Our first trip today was to a Mongolian church, "World Harvest Mission Church". We caught a taxi, which was interesting - UB isn't really massive, so taxis are fairly economical. There are official taxis, but there are also lots of unofficial taxis, or at least that's how it seems. So catching a taxi seems to involve flagging down a vehicle that looks like it might be taxi-like.

We were running a little late, but that turned out to be early! Mongolians don't necessarily run to time, as evidenced by our service starting 23 minutes later than supposed. The whole service was in Mongolian, so we understood very little. Singing was difficult too, though some tunes were very familiar (Lord I lift your name on high, among others). Seumas has a bit of a grasp of the alphabet, and tried to read a bit off the overhead. Visitors and newcomers are warmly welcomed - i.e. we all came up the front and a bunch of stuff was said we didn't understand and then lots of people came and shook our hands and hugged us. Rachel found it a bit confronting to be hugged by men she hadn't met(!) - Gender relations work a bit differently in this culture. It was really lovely though totally bewildering.

We walked home, and it was a bit cold (for us). We stopped into "Home Plaza", a nearby korean supermarket, which had lots of stuff. Even Red Bull. Most of the labels are incomprehensible, but the packaging usually gives you an idea, and sometimes there are some words in English. We bought some noodles, some pasta stuff, shampoo and conditioner, and some chocopie. (No Red Bull).
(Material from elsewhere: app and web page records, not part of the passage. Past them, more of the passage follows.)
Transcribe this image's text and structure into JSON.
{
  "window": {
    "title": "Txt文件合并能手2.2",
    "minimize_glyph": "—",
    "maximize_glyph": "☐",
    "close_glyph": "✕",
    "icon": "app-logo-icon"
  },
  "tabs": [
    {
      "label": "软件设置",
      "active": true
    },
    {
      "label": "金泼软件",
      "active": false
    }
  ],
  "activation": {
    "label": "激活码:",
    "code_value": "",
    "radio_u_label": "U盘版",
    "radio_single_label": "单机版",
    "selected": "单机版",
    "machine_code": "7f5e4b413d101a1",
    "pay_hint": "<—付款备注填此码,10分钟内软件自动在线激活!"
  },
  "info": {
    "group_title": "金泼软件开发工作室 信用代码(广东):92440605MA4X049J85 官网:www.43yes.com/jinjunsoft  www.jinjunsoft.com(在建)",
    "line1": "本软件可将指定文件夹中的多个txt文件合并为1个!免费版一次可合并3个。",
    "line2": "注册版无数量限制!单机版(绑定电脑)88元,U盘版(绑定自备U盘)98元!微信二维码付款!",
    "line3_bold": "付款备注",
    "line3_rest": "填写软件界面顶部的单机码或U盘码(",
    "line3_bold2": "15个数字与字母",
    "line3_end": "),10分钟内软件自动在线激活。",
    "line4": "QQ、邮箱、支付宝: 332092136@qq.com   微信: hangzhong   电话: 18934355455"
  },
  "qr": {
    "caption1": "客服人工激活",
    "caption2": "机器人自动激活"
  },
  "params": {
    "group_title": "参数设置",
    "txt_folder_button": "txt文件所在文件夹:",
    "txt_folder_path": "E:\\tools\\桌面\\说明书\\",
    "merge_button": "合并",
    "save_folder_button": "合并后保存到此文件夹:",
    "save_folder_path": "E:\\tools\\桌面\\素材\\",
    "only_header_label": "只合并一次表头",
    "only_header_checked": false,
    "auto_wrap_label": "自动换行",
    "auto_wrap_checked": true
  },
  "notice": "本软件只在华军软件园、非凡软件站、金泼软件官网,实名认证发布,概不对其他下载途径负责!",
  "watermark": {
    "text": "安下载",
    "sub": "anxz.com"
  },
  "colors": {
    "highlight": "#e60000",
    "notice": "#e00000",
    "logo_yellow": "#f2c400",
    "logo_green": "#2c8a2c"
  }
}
We were only home for an hour or two. Mongolians don't really do evening church. Afternoon church is the go instead. So we walked up the road to UBTC (the bible school), where an international church meets. It's about 50/50 Mongolians/Foreigners, but the church runs in English. Many Mongolians come to improve their English too. It was a real relief and comfort to be able to understand what was going on, sing in our own language, and hear a sermon on John 13. We met a few foreigners who gave us some good advice (though meeting a Canadian who sounded like he was immune to all cold wasn't the most encouraging!).

Now relaxing at home and preparing for some dinner.